*DESCRIPTION OF THE TASK*. Search the listing for the word "this" and copy every line where it turns up.

(Beginning of RECORD EXCERPTS)

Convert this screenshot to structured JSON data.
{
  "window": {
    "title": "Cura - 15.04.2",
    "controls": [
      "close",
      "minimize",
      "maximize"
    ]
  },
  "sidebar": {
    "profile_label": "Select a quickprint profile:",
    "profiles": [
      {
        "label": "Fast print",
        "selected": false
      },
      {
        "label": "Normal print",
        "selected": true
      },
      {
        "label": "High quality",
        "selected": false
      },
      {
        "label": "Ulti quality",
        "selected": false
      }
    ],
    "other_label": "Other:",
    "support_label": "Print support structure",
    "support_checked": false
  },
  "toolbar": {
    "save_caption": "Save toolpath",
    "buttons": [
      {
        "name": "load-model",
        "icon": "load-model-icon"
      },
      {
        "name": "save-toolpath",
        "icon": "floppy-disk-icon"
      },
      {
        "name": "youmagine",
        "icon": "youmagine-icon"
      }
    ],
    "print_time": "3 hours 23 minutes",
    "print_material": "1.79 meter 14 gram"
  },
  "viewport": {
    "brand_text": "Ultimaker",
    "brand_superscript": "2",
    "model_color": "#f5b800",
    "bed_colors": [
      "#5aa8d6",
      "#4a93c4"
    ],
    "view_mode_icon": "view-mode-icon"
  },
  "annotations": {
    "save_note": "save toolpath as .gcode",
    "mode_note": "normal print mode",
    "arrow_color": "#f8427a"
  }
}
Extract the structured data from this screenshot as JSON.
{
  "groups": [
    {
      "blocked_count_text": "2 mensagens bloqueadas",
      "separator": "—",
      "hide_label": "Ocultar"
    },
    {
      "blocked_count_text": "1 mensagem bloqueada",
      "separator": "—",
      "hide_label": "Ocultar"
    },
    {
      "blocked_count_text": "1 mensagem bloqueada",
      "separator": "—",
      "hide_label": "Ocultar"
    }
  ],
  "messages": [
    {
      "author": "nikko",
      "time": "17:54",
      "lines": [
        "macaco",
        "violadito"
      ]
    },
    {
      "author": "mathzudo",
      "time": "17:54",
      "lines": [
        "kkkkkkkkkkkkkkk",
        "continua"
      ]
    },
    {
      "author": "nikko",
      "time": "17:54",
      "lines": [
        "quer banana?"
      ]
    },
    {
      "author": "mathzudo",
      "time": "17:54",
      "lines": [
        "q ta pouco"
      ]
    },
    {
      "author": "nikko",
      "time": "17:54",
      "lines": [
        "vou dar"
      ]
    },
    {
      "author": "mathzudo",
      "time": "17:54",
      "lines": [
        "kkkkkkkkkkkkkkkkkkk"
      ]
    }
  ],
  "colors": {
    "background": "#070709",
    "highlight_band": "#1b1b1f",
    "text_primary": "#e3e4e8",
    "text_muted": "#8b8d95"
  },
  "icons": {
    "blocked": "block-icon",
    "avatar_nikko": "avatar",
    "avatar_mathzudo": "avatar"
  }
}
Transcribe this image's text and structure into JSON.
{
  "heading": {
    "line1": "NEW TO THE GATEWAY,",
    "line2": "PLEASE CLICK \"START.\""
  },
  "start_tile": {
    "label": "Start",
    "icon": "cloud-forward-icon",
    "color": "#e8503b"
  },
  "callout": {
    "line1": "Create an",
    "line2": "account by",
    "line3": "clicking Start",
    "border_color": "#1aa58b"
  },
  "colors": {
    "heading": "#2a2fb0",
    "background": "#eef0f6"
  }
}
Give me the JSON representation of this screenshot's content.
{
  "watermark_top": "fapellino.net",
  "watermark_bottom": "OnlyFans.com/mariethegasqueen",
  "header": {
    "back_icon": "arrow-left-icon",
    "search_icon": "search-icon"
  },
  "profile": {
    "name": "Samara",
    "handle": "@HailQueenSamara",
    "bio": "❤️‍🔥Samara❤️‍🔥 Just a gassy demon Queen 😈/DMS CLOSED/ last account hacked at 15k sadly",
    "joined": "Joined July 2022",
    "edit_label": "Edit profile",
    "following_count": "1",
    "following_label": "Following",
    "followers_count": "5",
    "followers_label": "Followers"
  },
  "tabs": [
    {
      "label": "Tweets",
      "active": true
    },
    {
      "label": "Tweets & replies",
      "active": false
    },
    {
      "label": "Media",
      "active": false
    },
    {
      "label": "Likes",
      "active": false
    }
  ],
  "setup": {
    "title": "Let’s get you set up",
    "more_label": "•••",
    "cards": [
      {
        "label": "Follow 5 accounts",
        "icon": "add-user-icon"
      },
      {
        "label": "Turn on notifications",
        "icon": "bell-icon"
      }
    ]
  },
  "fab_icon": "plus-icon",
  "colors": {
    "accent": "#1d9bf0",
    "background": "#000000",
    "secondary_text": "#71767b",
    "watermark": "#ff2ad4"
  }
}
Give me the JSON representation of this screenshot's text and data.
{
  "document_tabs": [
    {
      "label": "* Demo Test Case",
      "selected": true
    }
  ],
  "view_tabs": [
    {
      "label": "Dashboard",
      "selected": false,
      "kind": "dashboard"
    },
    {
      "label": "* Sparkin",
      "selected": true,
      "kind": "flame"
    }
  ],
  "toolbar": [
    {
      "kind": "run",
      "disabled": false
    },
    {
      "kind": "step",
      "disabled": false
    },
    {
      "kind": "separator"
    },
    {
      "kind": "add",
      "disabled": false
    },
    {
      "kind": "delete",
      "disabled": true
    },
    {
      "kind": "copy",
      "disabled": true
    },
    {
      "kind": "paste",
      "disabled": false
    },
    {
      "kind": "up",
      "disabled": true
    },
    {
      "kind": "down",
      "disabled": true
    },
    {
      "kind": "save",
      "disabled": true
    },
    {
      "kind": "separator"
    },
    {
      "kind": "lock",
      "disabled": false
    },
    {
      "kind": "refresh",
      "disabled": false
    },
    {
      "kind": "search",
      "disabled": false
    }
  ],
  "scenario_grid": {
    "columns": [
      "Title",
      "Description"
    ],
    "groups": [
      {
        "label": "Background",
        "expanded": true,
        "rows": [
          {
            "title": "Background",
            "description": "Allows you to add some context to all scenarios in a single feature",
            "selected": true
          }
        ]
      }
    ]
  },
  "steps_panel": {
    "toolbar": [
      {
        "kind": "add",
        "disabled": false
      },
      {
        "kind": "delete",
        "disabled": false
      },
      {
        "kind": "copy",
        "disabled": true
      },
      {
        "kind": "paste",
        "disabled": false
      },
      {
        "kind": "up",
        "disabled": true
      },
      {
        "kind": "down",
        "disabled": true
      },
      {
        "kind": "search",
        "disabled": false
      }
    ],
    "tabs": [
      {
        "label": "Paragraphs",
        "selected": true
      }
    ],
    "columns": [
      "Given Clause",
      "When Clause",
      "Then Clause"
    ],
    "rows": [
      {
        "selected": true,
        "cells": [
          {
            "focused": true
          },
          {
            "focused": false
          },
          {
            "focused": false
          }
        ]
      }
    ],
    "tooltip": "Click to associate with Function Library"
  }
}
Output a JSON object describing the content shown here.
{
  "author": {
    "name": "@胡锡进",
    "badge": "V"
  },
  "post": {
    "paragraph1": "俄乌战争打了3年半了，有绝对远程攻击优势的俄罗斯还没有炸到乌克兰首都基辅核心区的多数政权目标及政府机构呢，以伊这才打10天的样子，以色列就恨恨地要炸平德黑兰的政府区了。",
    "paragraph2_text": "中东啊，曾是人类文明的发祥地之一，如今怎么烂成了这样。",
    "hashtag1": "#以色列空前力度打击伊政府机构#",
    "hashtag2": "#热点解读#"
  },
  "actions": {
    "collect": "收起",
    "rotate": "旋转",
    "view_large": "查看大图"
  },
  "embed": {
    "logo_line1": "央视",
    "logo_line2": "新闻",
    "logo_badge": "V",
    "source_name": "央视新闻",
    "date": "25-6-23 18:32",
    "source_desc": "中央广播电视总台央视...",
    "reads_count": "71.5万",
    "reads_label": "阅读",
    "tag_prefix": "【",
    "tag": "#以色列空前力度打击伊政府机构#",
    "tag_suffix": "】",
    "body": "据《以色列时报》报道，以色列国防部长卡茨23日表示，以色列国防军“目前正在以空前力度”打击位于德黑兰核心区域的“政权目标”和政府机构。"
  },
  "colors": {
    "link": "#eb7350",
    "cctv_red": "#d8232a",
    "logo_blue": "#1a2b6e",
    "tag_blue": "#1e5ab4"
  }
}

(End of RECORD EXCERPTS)

*YOUR SOLUTION*.
Convert this screenshot to structured JSON data.
Extract the structured data from this screenshot as JSON.
Transcribe this image's text and structure into JSON.
Give me the JSON representation of this screenshot's content.
Give me the JSON representation of this screenshot's text and data.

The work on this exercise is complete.